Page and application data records
------------------------
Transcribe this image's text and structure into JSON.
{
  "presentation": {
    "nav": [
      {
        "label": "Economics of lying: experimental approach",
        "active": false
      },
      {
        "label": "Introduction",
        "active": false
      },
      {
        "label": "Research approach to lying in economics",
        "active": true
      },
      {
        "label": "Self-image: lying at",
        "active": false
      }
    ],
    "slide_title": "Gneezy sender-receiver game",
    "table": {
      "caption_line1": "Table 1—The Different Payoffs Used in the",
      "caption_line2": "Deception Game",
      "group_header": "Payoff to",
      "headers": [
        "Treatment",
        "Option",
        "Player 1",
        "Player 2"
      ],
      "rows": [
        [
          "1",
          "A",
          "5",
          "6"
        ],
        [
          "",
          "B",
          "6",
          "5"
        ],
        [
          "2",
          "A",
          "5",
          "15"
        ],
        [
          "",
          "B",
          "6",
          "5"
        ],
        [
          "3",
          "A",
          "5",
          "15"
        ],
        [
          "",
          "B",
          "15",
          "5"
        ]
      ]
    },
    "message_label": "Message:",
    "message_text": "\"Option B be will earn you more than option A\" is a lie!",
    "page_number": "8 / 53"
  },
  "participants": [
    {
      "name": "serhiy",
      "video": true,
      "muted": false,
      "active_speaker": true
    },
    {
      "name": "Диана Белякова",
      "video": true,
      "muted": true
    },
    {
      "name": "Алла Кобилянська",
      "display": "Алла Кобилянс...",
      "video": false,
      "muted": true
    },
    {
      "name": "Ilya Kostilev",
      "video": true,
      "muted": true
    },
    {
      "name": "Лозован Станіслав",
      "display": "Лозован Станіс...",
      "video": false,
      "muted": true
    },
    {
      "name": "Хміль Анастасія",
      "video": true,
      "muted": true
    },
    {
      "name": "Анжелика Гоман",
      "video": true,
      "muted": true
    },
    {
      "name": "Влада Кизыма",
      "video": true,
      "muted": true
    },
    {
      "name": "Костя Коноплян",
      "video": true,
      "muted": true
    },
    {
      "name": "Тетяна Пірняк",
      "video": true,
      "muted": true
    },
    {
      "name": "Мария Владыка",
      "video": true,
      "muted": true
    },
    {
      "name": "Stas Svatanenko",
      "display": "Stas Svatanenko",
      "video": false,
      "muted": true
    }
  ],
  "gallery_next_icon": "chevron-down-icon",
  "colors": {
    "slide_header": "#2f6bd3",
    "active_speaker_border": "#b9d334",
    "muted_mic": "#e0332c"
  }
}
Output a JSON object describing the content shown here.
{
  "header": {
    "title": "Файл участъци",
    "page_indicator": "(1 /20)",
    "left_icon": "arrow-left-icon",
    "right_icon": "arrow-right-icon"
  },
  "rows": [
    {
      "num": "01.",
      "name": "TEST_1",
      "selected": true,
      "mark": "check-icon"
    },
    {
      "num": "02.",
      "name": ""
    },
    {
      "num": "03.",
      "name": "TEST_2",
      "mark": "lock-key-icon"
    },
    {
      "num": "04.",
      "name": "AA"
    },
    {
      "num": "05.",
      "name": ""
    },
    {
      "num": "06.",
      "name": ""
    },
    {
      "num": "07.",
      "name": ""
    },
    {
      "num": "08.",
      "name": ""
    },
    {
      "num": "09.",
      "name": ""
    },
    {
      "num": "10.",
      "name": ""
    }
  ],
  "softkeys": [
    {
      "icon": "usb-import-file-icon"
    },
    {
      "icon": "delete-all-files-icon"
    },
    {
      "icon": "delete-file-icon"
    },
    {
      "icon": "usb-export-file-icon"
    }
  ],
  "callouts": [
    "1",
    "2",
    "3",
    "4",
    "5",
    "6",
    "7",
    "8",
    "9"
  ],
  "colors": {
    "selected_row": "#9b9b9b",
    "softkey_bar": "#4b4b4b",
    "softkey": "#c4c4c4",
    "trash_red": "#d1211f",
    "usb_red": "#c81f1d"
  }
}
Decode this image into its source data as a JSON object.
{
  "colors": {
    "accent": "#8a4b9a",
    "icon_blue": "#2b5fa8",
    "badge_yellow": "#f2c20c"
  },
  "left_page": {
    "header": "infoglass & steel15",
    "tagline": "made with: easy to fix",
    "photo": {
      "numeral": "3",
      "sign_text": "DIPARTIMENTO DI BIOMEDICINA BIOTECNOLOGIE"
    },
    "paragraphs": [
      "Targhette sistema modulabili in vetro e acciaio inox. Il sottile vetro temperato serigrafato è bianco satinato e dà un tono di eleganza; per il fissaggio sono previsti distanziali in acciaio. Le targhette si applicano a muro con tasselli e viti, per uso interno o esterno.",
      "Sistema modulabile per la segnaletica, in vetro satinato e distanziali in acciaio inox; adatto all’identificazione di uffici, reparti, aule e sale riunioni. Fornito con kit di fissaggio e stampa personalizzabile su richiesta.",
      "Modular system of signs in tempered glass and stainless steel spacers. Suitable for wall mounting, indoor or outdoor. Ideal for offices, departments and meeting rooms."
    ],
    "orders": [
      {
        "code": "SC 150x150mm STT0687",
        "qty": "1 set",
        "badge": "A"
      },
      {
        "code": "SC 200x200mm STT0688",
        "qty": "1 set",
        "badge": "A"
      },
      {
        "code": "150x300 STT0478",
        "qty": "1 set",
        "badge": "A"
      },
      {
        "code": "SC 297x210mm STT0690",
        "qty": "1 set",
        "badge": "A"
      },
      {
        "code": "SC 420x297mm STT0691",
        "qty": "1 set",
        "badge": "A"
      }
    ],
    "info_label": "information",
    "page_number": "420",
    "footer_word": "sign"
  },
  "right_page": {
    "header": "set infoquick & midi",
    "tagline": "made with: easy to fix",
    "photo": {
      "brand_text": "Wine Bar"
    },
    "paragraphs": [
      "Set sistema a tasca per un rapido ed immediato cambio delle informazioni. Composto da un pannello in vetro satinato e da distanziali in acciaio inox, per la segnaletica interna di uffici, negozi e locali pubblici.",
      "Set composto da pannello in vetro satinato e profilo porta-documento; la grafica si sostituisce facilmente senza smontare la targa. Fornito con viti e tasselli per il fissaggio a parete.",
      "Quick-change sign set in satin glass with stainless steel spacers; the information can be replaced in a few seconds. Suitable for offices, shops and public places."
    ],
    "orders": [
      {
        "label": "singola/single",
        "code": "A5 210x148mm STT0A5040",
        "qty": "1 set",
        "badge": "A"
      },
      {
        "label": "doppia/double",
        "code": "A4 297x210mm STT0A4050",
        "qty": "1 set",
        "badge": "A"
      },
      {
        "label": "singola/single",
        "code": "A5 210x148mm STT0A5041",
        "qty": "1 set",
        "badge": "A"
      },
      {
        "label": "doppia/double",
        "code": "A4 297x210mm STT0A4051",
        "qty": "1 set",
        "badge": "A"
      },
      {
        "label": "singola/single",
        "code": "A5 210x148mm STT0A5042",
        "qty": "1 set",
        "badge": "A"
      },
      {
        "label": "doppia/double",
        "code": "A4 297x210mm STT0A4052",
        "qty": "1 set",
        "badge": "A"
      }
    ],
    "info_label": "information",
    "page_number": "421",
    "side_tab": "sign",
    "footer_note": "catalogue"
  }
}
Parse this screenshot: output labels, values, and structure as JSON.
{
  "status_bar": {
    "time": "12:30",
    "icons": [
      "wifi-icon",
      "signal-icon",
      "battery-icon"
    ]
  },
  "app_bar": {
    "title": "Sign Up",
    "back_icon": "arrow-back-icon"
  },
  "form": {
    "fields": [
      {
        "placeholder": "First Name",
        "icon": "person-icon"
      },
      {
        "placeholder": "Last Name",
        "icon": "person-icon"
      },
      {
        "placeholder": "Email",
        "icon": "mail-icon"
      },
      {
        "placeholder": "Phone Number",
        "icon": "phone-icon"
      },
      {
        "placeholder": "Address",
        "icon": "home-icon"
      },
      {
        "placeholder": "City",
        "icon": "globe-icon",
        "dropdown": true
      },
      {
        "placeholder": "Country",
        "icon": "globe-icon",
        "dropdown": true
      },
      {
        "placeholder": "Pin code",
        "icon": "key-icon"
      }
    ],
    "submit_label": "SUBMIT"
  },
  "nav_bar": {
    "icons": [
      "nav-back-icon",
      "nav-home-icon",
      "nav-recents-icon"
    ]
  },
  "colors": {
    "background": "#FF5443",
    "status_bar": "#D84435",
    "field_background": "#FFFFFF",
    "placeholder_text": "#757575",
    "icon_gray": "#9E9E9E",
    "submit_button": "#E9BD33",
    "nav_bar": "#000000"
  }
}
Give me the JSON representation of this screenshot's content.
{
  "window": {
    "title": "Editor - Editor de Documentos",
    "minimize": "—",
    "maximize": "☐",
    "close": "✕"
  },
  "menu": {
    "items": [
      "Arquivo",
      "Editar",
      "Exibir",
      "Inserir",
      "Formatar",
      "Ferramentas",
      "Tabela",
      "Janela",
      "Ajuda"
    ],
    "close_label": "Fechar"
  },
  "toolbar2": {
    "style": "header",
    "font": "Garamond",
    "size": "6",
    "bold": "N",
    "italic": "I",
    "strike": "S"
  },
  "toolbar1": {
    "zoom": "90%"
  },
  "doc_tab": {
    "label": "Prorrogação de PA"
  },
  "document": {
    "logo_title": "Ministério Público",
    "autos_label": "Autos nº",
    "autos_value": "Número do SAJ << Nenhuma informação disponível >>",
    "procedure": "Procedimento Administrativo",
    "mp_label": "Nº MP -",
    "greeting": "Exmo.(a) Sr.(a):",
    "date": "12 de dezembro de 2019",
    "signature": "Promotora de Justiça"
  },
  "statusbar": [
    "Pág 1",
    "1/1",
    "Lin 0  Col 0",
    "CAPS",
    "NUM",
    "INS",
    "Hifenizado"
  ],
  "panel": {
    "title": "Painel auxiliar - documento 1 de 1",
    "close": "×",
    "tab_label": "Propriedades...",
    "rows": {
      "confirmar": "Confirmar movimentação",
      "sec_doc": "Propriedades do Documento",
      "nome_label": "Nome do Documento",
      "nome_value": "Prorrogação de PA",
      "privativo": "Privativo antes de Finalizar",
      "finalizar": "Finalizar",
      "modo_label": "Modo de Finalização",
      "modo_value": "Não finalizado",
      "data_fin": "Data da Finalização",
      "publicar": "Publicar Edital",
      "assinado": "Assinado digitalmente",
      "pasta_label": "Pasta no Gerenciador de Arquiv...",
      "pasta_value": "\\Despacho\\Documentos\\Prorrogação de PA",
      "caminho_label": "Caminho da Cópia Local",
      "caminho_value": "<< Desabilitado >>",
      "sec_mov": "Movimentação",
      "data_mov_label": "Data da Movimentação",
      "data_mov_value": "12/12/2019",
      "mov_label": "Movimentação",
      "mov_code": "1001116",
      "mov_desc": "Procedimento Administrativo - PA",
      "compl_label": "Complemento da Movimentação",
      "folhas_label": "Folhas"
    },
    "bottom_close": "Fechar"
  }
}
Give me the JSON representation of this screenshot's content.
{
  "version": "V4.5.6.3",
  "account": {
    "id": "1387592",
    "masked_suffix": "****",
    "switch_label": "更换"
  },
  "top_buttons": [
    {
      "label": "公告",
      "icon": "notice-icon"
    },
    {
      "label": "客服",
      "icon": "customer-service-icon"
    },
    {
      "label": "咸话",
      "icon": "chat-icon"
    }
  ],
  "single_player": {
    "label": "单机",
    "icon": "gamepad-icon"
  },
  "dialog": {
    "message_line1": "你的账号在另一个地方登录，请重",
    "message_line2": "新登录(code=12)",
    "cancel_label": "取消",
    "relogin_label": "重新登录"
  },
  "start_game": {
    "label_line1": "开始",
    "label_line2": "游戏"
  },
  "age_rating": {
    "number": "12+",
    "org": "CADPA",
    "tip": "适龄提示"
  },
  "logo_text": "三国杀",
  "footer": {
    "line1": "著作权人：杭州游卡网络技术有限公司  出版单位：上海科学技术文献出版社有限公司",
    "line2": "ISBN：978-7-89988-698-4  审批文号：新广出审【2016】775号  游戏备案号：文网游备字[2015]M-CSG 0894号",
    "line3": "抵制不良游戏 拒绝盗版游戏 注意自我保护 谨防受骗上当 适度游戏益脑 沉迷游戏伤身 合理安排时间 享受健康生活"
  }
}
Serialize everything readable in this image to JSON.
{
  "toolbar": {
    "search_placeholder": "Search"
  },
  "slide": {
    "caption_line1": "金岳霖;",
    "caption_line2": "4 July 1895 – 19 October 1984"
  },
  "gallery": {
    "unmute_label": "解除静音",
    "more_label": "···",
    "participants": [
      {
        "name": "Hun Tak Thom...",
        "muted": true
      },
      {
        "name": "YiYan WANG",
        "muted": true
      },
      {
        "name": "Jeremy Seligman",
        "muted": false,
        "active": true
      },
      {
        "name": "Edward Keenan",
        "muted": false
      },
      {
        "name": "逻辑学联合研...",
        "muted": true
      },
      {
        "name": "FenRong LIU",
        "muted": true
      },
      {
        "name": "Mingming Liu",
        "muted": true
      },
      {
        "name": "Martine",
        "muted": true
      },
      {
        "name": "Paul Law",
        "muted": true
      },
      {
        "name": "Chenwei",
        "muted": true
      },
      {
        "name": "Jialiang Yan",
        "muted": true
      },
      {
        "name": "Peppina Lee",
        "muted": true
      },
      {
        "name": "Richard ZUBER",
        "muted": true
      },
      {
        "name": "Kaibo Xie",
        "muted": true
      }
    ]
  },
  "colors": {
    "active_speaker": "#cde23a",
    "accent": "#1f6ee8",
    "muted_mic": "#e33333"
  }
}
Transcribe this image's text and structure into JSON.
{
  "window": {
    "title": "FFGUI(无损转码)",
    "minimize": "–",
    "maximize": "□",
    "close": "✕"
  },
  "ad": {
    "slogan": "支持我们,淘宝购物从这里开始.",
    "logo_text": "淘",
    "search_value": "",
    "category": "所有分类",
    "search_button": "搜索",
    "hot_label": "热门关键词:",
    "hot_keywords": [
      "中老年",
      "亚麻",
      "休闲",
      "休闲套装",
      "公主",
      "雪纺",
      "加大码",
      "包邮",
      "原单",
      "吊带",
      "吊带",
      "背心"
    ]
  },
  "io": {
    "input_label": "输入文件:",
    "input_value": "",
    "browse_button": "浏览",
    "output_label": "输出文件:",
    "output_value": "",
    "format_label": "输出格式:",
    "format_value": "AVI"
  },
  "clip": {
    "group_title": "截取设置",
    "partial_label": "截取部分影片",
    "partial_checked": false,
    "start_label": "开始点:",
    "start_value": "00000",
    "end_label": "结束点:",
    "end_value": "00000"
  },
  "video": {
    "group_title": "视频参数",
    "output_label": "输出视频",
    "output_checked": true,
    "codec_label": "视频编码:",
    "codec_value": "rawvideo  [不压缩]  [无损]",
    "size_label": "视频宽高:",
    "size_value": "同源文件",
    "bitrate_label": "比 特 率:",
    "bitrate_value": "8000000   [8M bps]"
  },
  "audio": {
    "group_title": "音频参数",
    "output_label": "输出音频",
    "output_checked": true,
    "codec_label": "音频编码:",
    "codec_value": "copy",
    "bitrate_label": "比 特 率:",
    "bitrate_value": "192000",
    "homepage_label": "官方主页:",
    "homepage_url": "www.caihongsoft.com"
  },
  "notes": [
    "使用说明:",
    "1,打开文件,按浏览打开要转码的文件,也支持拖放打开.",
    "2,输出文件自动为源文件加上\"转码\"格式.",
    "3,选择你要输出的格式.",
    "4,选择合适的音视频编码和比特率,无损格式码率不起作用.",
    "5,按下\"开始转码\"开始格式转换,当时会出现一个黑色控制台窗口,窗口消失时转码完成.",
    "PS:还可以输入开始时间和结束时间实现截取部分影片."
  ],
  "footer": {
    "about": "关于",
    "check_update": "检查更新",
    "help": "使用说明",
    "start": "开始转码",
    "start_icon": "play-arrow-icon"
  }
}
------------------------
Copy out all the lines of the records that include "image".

→ **Completed task**:
Transcribe this image's text and structure into JSON.
        "label": "Self-image: lying at",
Decode this image into its source data as a JSON object.
Serialize everything readable in this image to JSON.
Transcribe this image's text and structure into JSON.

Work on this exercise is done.